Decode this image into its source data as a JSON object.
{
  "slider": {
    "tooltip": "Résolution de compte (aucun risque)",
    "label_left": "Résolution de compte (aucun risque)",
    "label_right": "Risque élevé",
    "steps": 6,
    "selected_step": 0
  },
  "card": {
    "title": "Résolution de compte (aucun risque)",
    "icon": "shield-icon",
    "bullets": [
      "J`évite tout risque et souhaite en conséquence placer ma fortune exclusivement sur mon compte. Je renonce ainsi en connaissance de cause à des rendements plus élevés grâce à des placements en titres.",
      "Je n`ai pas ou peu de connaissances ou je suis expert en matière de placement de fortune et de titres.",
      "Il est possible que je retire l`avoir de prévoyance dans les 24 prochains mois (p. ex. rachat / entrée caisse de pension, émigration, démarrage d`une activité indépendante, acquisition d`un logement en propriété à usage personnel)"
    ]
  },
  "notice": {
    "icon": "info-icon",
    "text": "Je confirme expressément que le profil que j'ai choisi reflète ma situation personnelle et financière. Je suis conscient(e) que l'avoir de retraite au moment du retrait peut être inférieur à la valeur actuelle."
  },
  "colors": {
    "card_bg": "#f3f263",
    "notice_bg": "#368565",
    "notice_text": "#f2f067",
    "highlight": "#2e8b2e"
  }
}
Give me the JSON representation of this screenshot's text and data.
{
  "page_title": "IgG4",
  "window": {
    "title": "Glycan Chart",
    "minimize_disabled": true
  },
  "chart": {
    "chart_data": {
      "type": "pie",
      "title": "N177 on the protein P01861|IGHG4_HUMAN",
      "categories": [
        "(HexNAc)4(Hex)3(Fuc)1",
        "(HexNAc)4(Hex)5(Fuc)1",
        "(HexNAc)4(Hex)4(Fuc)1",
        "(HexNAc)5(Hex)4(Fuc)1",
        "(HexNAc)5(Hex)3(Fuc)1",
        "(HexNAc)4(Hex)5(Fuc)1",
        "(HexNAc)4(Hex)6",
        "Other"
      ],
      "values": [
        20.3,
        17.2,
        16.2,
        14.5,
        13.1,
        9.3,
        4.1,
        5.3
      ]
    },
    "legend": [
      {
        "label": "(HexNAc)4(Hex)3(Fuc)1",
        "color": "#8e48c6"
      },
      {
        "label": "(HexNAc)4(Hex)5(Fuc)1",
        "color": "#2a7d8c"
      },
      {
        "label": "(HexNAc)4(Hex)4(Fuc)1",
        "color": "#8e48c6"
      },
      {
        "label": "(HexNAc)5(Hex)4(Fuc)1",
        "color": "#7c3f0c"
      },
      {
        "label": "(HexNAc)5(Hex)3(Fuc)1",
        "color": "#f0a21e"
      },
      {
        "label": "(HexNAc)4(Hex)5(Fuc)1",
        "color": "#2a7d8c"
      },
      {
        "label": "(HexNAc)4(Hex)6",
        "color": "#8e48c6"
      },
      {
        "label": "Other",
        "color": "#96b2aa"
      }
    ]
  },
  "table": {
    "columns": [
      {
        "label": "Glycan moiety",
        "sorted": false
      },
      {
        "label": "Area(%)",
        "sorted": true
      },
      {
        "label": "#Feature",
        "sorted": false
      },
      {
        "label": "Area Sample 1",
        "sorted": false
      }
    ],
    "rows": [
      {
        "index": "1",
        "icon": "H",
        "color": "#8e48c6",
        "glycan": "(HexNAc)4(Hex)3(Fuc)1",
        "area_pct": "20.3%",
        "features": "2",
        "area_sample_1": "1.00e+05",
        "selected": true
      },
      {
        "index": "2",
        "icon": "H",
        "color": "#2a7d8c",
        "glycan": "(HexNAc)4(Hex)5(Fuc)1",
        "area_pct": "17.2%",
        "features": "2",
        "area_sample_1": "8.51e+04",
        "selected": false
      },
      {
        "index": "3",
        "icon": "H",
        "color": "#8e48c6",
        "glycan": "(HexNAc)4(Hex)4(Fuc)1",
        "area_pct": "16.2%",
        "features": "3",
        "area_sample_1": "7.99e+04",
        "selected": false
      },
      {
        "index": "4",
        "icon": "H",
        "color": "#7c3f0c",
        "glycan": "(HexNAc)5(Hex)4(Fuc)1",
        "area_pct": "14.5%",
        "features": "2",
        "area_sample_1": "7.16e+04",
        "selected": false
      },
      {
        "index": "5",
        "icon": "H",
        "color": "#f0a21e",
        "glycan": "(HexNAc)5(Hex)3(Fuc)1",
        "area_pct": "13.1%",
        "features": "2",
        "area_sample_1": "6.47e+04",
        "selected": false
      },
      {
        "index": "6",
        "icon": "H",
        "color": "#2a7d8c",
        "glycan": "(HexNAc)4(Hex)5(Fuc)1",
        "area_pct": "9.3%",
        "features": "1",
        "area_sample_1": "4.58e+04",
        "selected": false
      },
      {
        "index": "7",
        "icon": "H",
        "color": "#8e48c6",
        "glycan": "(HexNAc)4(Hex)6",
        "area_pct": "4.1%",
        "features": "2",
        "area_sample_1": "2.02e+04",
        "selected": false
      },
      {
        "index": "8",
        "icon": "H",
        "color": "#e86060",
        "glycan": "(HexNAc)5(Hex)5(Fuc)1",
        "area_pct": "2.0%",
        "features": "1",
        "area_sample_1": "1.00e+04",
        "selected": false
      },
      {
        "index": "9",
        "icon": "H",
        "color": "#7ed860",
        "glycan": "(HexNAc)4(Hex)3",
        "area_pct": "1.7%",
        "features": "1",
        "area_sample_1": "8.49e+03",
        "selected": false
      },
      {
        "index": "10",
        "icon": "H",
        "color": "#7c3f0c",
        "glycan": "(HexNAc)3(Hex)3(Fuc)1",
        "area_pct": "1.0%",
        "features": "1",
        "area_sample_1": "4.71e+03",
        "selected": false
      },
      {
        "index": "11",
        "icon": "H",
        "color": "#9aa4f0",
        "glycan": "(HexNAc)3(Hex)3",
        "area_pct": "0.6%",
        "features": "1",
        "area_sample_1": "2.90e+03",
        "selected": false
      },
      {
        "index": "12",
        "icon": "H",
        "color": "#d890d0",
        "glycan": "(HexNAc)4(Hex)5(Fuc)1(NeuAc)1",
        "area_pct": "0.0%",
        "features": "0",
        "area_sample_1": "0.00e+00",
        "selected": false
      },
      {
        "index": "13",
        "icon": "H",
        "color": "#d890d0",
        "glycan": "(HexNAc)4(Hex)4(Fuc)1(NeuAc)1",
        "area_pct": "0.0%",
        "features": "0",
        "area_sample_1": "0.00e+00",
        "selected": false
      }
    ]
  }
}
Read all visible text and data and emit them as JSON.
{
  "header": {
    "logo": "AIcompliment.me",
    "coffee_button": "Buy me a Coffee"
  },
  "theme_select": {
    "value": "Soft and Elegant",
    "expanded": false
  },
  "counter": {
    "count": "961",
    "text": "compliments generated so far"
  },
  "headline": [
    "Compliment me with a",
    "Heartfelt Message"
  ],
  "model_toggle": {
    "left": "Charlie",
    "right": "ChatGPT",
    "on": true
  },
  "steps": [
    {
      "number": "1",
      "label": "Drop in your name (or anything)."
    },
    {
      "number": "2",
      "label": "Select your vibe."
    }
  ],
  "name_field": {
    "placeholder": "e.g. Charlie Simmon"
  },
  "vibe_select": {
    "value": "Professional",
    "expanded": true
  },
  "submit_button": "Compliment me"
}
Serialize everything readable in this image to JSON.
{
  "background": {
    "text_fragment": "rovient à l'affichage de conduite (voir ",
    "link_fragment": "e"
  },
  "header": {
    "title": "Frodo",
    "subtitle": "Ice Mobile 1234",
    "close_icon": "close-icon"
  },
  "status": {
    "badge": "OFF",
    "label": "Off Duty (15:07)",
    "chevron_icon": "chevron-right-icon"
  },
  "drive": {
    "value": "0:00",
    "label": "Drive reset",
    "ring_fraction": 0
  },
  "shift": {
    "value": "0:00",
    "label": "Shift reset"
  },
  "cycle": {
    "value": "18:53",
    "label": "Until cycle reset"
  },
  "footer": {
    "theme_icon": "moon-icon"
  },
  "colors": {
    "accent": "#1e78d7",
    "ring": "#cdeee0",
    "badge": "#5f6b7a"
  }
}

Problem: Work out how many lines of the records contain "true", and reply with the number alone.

Your response: 5